We teach our kids things. Important things, little things. Things we don’t even realize. My dad wasn’t thinking it was life lesson time whenever we would head out to do wood. I’m pretty sure he was thinking he had access to extra hands and tossing us in the ski-doo caboose to trek back into the hardwoods gave mom a break.
I learned a lot from those days. I learned being outside on a shiny winter day rejuvenates and replenishes. I learned the knock of dry wood, the calibre of different trees for burning, and the art of doing kindling. I learned that doing beats watching and a day spent outside earns you a nap in front of the fireplace when you get home.

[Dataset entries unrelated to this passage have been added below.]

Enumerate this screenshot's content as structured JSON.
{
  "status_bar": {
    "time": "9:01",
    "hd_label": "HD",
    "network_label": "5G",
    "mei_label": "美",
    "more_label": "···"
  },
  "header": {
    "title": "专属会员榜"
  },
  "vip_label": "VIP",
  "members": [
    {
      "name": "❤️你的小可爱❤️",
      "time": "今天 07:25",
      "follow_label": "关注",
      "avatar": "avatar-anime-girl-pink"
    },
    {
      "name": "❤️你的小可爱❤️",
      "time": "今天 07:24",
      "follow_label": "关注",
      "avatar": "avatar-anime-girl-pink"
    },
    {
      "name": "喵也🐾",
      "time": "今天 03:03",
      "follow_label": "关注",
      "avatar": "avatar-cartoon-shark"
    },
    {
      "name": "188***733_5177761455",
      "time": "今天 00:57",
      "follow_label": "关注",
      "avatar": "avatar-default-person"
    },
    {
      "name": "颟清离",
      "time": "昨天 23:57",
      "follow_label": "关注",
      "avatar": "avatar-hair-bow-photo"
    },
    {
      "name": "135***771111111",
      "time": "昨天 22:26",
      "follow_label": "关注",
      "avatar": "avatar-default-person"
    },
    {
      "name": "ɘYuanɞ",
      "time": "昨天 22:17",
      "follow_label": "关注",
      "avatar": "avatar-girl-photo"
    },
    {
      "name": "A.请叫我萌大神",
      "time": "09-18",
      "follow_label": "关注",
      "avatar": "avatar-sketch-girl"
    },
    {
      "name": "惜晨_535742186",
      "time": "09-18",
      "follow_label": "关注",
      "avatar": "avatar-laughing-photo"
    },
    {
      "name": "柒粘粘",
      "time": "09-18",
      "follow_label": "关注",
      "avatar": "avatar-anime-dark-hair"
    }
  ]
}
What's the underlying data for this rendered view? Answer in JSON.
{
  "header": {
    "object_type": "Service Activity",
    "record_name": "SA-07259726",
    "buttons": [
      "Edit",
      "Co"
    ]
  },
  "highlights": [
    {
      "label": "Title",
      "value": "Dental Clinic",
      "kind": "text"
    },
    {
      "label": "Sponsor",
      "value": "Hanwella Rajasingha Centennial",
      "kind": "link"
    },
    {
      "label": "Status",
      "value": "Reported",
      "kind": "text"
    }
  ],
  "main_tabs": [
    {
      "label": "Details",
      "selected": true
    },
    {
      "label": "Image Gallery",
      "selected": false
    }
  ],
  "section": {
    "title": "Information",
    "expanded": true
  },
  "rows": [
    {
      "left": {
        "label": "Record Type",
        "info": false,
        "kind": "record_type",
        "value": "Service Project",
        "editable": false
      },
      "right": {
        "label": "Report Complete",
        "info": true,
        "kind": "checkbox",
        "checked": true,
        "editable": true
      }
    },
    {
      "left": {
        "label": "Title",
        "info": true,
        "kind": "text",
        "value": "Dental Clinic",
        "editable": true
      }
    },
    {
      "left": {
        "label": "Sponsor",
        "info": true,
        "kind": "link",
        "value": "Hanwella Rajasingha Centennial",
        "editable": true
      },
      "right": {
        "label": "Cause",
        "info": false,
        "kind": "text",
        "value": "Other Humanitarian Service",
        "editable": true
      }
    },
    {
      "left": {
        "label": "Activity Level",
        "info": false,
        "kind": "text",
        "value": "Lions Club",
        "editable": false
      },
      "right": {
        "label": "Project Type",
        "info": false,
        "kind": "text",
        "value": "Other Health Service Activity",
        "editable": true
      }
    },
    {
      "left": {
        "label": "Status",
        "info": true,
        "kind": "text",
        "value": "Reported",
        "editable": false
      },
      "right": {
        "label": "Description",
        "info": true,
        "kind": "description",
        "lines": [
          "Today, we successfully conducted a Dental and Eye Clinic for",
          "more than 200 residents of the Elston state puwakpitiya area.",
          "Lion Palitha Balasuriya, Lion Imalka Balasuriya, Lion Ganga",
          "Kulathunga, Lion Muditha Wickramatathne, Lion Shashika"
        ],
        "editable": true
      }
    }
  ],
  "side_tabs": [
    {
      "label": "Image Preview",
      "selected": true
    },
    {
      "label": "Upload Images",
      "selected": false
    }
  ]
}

Today we headed to the farm under the guise of helping Memere but really wanting to be outside, doing stuff. We ended up piling, splitting, and stacking wood to make things easier for Memere as she heats with a wood stove. At one point I was on the stoop, splitting kindling into matchsticks. My husband was in the woodshed splitting all the wood that wouldn’t fit in the stove. The kids were playing on the snow mound at the end of the drive near the barn. I stood still for a moment, and it was like pressing play on a soundtrack from 35 years ago.

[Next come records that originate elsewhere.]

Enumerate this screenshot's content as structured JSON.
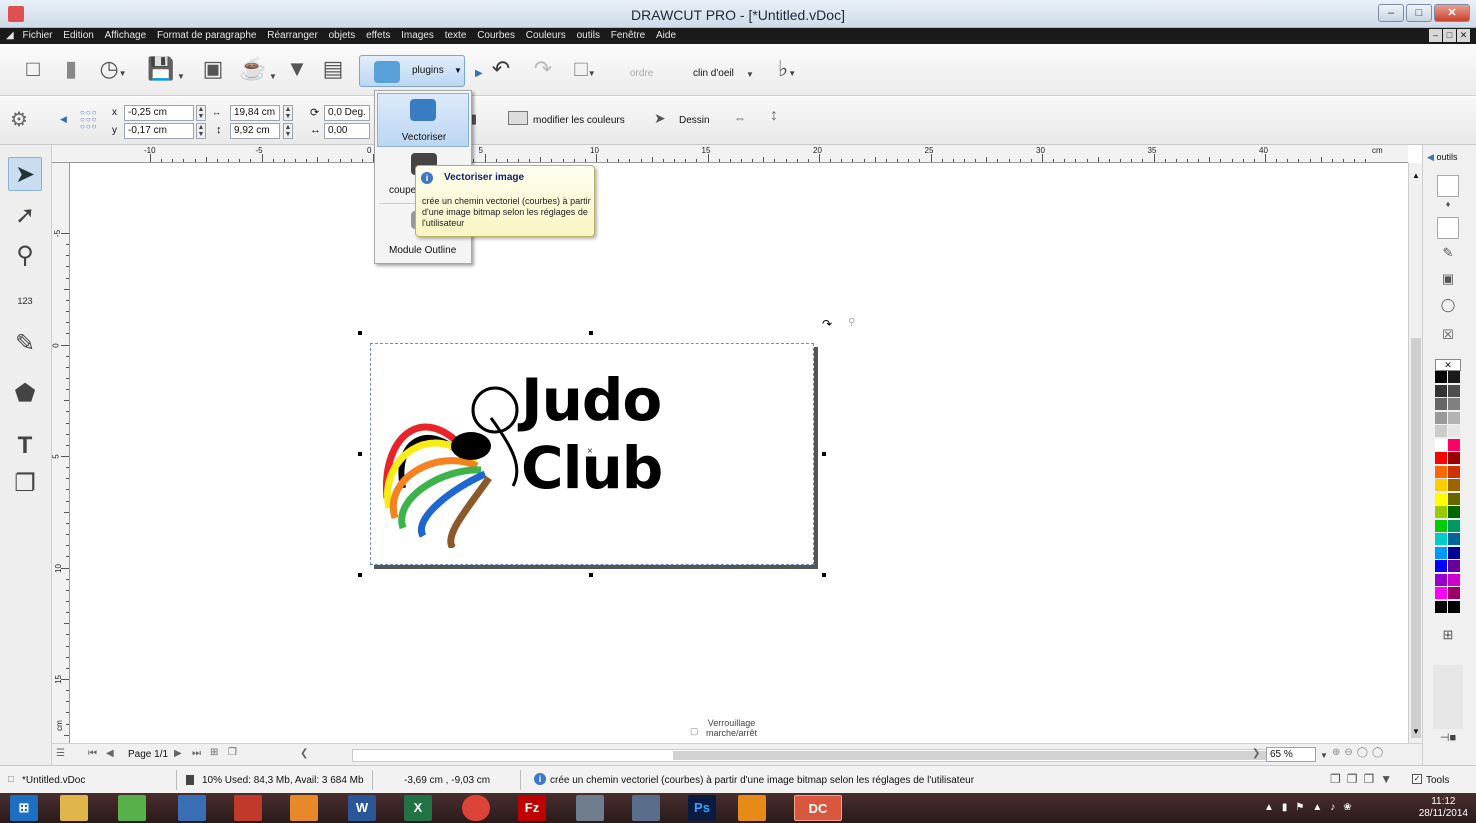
{
  "window": {
    "title": "DRAWCUT PRO - [*Untitled.vDoc]",
    "minimize": "–",
    "maximize": "□",
    "close": "✕"
  },
  "menu": [
    "Fichier",
    "Edition",
    "Affichage",
    "Format de paragraphe",
    "Réarranger",
    "objets",
    "effets",
    "Images",
    "texte",
    "Courbes",
    "Couleurs",
    "outils",
    "Fenêtre",
    "Aide"
  ],
  "mdi": {
    "minimize": "–",
    "restore": "□",
    "close": "✕"
  },
  "toolbar1": {
    "plugins_label": "plugins",
    "ordre_label": "ordre",
    "clin_doeil_label": "clin d'oeil"
  },
  "toolbar2": {
    "x_label": "x",
    "x_value": "-0,25 cm",
    "y_label": "y",
    "y_value": "-0,17 cm",
    "width_value": "19,84 cm",
    "height_value": "9,92 cm",
    "rotation_value": "0,0 Deg.",
    "spacing_value": "0,00",
    "modifier_couleurs_label": "modifier les couleurs",
    "dessin_label": "Dessin"
  },
  "plugins_menu": {
    "vectoriser_label": "Vectoriser",
    "coupe_label": "coupe",
    "module_outline_label": "Module Outline"
  },
  "tooltip": {
    "title": "Vectoriser image",
    "body": "crée un chemin vectoriel (courbes)  à partir d'une image bitmap selon les réglages de l'utilisateur"
  },
  "ruler": {
    "top_labels": [
      "-10",
      "-5",
      "0",
      "5",
      "10",
      "15",
      "20",
      "25",
      "30",
      "35",
      "40"
    ],
    "unit": "cm",
    "left_labels": [
      "-5",
      "0",
      "5",
      "10",
      "15"
    ],
    "left_unit": "cm"
  },
  "canvas": {
    "logo_text": "Judo Club",
    "center_mark": "×",
    "lock_label_line1": "Verrouillage",
    "lock_label_line2": "marche/arrêt"
  },
  "right_panel": {
    "outils_label": "outils",
    "palette": [
      "#000000",
      "#1a1a1a",
      "#333333",
      "#4d4d4d",
      "#666666",
      "#808080",
      "#999999",
      "#b3b3b3",
      "#cccccc",
      "#e6e6e6",
      "#ffffff",
      "#ff0066",
      "#ff0000",
      "#990000",
      "#ff6600",
      "#cc3300",
      "#ffcc00",
      "#996600",
      "#ffff00",
      "#666600",
      "#99cc00",
      "#006600",
      "#00cc00",
      "#009966",
      "#00cccc",
      "#006699",
      "#0099ff",
      "#000099",
      "#0000ff",
      "#660099",
      "#9900cc",
      "#cc00cc",
      "#ff00ff",
      "#990066",
      "#000000",
      "#000000"
    ]
  },
  "bottom_nav": {
    "page_label": "Page 1/1",
    "zoom_value": "65 %"
  },
  "status": {
    "doc_name": "*Untitled.vDoc",
    "memory": "10%  Used: 84,3 Mb, Avail: 3 684 Mb",
    "coords": "-3,69 cm , -9,03 cm",
    "message": "crée un chemin vectoriel (courbes)  à partir d'une image bitmap selon les réglages de l'utilisateur",
    "tools_label": "Tools"
  },
  "taskbar": {
    "apps": [
      "W",
      "X",
      "Fz",
      "Ps",
      "DC"
    ],
    "time": "11:12",
    "date": "28/11/2014"
  }
}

Later my older sister and I watched my husband put a wedge in a particularly big block for splitting. I used some choice words to describe when a piece of wood won’t surrender to being split by an axe alone. She looked at me and smiled. “Kind of brings Dad back into the picture to hear you talk like that,” she said. As a chip off the old block I believe in the power of a well timed, purely expressed swear word when something won’t start, split, turn over, or float. I think that was a lesson Dad did intend to teach us.